◆ REQUIRED WORK ◆
Using the listing below, say how many lines have the string "shakti" in them, giving the number alone.

◆ TASK DATA ◆
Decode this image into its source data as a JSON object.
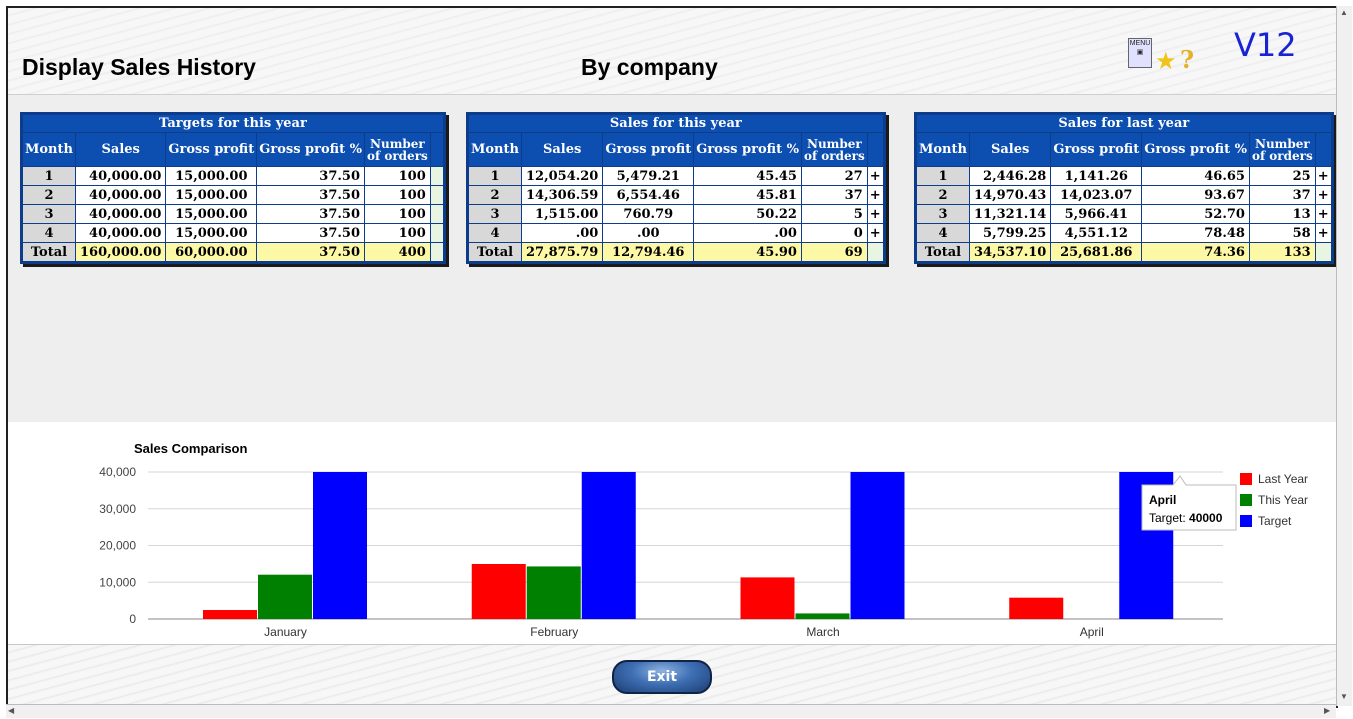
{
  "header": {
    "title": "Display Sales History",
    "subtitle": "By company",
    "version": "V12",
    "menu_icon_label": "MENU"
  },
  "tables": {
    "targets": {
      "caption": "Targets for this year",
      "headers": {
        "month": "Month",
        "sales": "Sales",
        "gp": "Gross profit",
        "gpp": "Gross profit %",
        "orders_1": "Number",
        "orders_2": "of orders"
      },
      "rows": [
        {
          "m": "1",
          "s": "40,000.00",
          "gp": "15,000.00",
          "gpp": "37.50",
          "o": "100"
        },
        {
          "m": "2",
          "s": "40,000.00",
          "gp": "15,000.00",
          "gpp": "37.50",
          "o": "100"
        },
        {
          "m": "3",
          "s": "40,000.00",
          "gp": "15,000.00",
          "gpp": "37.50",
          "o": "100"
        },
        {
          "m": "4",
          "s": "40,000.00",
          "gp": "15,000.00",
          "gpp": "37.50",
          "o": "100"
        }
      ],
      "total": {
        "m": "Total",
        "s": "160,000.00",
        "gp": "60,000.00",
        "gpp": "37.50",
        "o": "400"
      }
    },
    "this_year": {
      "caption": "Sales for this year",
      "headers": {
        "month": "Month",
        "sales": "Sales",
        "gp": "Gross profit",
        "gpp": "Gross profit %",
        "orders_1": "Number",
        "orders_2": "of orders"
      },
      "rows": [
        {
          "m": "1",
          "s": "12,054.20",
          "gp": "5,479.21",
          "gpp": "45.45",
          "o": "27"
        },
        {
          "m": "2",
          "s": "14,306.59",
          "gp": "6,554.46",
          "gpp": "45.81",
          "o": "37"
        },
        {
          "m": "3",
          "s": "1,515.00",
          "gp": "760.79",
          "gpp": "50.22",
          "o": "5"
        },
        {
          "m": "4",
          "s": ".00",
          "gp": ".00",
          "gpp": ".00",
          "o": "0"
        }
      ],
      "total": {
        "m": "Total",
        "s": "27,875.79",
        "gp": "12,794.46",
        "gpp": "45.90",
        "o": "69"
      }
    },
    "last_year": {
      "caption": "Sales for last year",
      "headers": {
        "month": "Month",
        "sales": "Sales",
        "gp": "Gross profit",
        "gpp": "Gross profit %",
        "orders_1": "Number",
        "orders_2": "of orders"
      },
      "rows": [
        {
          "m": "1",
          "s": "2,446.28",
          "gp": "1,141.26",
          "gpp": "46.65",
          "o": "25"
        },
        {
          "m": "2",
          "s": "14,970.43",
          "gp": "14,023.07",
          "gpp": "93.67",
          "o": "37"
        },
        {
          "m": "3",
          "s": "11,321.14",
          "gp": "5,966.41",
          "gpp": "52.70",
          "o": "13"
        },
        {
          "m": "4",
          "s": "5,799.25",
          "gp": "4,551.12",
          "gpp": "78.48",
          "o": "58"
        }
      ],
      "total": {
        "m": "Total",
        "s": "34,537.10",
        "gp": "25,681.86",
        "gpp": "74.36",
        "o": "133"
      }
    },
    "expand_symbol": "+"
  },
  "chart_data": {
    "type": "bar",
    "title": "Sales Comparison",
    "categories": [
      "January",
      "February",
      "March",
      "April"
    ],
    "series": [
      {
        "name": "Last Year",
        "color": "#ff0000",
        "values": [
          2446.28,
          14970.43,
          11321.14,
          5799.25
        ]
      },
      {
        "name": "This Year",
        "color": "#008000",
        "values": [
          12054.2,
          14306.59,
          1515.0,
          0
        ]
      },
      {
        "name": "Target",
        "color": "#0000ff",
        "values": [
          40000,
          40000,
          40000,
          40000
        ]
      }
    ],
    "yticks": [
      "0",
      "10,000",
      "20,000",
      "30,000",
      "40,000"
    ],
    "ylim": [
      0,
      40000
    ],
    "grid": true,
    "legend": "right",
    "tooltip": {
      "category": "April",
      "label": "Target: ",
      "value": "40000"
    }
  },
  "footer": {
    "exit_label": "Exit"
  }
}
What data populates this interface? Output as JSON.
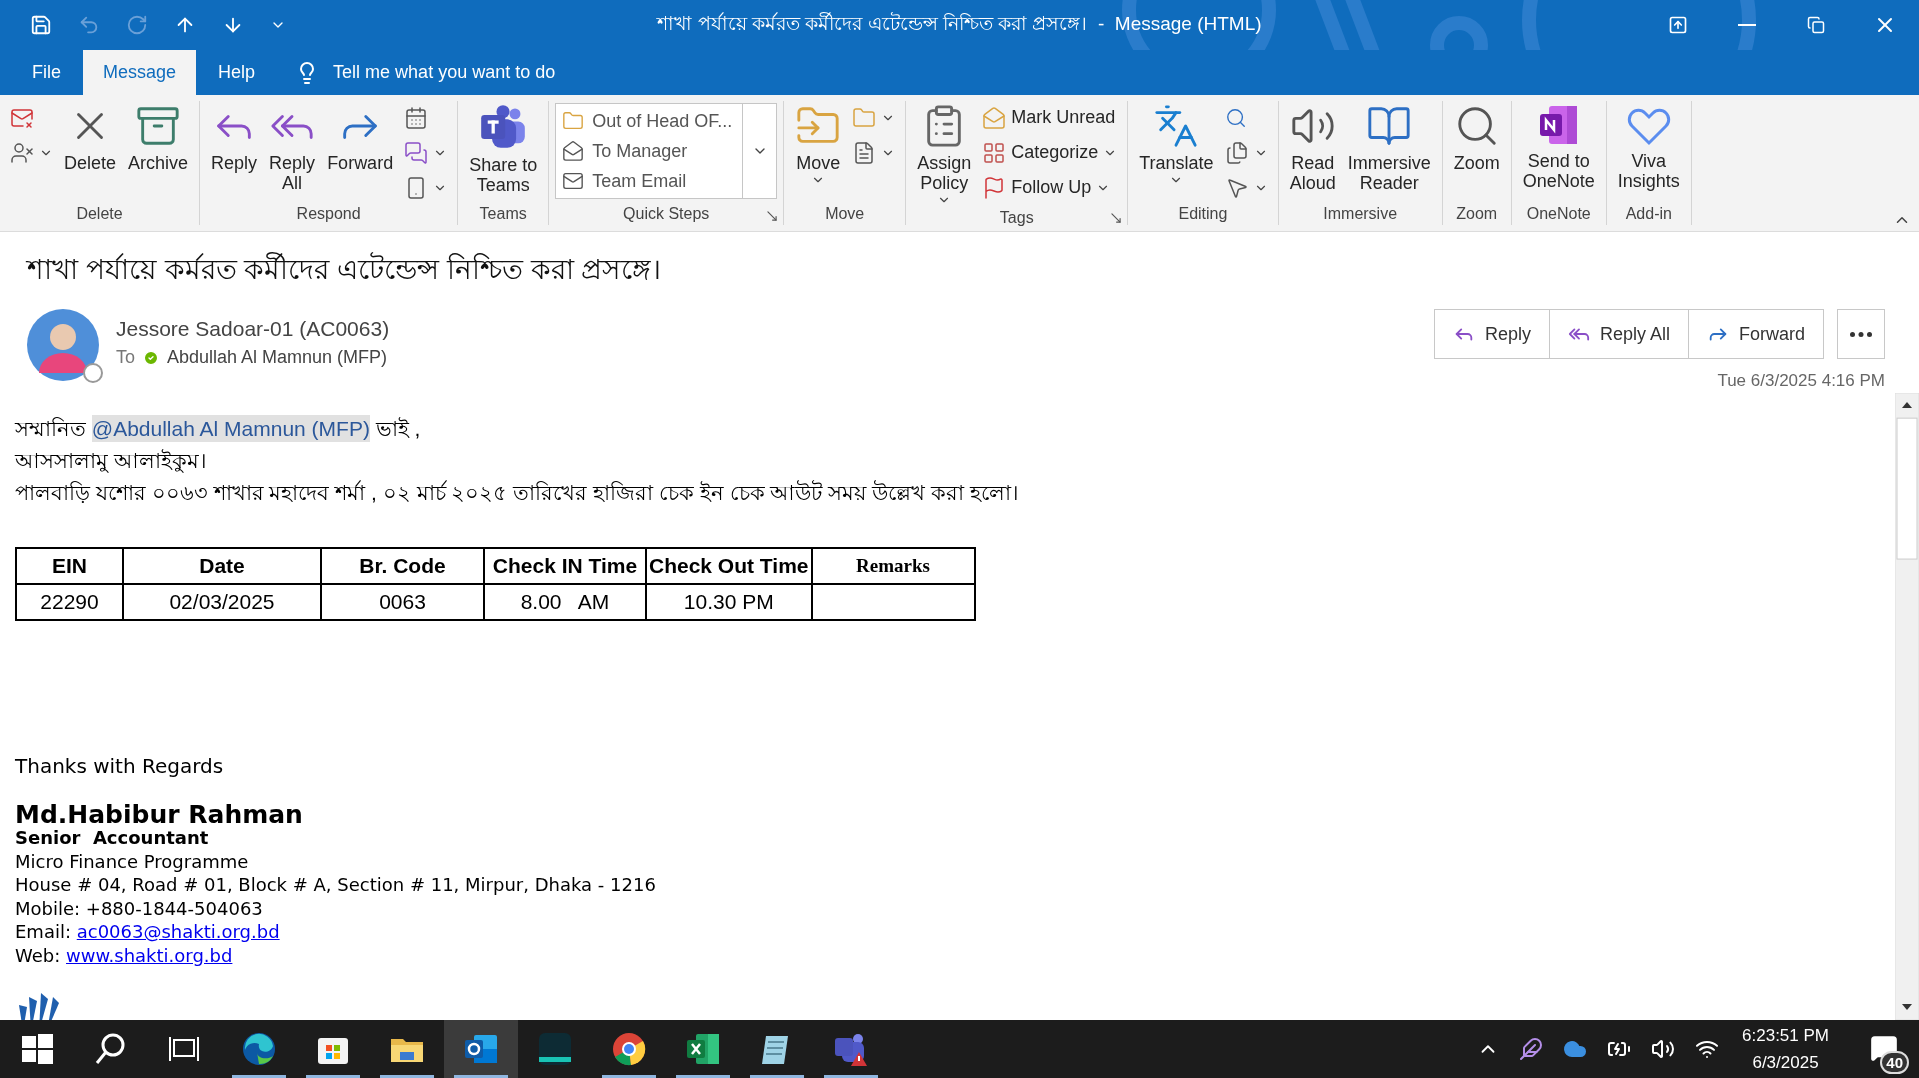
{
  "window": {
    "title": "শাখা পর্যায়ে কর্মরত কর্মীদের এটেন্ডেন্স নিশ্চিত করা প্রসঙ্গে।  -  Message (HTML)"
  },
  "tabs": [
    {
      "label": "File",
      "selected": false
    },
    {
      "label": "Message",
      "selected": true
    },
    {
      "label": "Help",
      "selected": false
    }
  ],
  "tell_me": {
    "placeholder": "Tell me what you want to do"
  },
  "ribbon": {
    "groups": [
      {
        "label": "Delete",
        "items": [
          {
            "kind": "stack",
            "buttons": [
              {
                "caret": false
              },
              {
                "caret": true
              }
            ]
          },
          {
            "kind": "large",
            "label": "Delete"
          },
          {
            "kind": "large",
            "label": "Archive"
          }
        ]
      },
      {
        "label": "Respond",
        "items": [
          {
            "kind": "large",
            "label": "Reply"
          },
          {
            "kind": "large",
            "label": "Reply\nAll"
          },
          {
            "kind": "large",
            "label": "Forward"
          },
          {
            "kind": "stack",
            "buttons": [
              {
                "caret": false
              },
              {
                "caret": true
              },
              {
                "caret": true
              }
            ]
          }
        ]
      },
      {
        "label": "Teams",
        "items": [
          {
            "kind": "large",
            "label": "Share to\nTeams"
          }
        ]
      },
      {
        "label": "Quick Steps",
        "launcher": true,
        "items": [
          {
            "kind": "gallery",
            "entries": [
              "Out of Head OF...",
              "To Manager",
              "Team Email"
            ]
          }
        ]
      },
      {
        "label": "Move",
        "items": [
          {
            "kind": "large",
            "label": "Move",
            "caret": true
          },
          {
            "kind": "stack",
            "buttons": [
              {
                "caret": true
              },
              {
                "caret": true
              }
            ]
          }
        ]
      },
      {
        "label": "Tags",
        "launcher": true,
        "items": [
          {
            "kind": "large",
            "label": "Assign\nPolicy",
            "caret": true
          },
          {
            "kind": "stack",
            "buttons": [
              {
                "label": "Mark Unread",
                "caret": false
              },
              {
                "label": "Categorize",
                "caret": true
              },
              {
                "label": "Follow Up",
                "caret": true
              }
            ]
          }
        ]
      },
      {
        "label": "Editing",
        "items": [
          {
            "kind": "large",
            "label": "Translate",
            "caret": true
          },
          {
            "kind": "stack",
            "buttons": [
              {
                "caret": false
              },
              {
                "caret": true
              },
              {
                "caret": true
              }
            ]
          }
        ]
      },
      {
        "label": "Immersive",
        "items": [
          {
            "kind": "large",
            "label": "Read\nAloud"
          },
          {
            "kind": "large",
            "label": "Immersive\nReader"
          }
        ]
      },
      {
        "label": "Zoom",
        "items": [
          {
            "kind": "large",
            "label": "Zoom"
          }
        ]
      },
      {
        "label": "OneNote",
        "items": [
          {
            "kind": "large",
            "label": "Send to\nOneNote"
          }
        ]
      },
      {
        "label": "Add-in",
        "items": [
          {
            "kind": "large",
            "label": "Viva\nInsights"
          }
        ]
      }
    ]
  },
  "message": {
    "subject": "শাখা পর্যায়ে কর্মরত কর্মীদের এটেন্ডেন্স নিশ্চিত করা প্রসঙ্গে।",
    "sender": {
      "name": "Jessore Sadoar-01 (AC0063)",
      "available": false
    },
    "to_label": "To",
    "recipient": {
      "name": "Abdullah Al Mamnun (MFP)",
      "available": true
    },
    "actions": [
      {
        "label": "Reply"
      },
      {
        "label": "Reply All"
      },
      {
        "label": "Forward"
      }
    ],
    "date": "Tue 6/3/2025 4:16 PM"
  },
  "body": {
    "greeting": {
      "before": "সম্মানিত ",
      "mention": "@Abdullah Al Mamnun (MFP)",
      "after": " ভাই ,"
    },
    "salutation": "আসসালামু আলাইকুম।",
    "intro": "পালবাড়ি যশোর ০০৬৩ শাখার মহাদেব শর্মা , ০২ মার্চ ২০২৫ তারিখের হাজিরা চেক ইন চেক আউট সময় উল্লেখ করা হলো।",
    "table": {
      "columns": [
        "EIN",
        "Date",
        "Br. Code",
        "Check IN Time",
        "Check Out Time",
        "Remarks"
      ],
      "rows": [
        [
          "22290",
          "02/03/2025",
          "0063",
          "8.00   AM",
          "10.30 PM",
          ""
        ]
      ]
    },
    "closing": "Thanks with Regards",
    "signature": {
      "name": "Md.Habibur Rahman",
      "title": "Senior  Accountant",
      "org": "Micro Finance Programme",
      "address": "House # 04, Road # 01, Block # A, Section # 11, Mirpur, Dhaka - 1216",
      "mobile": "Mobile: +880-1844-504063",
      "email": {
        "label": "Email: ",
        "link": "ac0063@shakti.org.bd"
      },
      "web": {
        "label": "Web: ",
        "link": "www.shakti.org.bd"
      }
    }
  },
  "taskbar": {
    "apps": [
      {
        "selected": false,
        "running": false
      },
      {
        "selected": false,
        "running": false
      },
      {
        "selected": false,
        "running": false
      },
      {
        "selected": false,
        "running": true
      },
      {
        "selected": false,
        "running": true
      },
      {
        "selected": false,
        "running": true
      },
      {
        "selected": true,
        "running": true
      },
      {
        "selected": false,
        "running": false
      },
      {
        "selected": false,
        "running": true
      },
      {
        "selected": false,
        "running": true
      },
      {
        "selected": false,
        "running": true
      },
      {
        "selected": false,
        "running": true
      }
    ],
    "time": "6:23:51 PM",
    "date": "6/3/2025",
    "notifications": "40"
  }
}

◆ EXERCISE RESPONSE ◆
2